Schmidt looks forward to simulator tests, then actually flying jets. Initially, he is apt to train in a C-17 Globemaster III cargo plane squadron. The C-17 debuted in ’91. The C-17 is not a sleek craft, but plays a critical support role. “We could not have won wars without the support of our cargo pilots,” Schmidt said. “I can’t wait to learn about what they do, and immerse myself in the culture of the C-17. Who knows, I might fall in love with the C-17.” He will observe, “run errands, and make the pilots’ work load less.”

His biggest thrill so far was riding in the back of a T-38 Talon two-seat, twin-jet supersonic training fighter jet during Air Force 2018 summer classes in Columbus, Miss. “It was awesome!,” Schmidt said. He managed “not to pass out,” despite “pulling a lot of G’s” in force. The T-38 (1959 debut) flew slower than supersonic that day.

Game of His Life

The split-second decision-making of a fighter pilot mirrors that of an option quarterback gauging the defense at the line then in open field. “Qualities do translate well into pilot training,” he agreed. “You make a decision on the fly. Also, you watch film, correct what you did wrong, and you do it (correctly) again and again.”

Schmidt’s career highlight by far was leading Air Force to a decisive 56-26 victory at Hawaii, on Oct. 19. That was his sixth game ever. The 6-foot-3, 215-pounder went in after starter Donald Hammond II and got injured on the opening drive.

“It was awesome, surreal. It was so much fun to put up many points,” Schmidt recalled. He scored four touchdowns. Smooth-throwing number 16 connected with Geraud Sanders for a 75-yard scoring play.

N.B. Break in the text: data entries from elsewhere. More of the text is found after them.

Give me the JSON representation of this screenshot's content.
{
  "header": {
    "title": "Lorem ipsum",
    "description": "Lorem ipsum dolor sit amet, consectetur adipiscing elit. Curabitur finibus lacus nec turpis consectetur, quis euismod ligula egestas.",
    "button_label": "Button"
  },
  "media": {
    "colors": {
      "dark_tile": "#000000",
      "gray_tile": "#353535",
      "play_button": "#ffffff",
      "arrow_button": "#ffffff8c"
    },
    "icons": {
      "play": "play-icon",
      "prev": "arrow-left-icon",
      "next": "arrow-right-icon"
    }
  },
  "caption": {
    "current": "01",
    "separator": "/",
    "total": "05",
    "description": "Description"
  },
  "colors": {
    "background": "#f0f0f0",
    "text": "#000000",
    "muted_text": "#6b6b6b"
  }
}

Schmidt rushed for three touchdowns — one a 61-yard scamper in the final quarter. His focus was to “keep my knees high, and drive” them for brisk strides. He ran for a team-most 120 yards (8.6 ypc.), in the triple-option attack. He threw for 147 yards.

His first pass was a 39-yard gain, for first and goal to go. Air Force scored on seven of ten drives. “Once we moved the ball a few times, it really got fun,” Schmidt said. “It was like in high school again. I got more encouraged.”

Schmidt said the key against Hawaii was to stay calm, and focus on executing option plays he ran “a million times in practice,” and trust teammates.

Air Force head coach Troy Calhoun called Schmidt a diligent practicer “highly respected” by teammates, who earned his big chance.

Tags
Show More

Related Articles

Close